### Work instructions
Find the lines in the records that carry the word "icon". Copy each one.

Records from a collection
::::::::
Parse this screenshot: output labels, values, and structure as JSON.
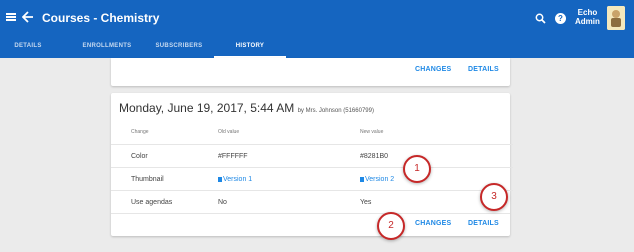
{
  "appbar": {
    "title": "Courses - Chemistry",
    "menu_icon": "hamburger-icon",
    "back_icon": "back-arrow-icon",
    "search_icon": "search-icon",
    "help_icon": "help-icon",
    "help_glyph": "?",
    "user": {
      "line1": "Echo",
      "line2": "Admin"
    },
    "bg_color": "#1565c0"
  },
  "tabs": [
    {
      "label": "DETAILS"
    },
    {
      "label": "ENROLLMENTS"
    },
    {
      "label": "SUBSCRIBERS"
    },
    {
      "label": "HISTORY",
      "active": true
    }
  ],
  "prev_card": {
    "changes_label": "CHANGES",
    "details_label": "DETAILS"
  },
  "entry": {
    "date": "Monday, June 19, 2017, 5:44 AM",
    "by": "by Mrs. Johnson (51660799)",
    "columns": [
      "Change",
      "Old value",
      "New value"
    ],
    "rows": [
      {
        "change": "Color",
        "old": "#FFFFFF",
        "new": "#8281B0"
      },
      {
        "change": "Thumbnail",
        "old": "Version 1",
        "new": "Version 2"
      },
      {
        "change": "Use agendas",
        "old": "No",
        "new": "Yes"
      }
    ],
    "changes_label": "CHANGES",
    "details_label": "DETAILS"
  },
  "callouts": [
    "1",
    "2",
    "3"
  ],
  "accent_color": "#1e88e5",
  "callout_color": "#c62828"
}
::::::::
### Reply
    "menu_icon": "hamburger-icon",
    "back_icon": "back-arrow-icon",
    "search_icon": "search-icon",
    "help_icon": "help-icon",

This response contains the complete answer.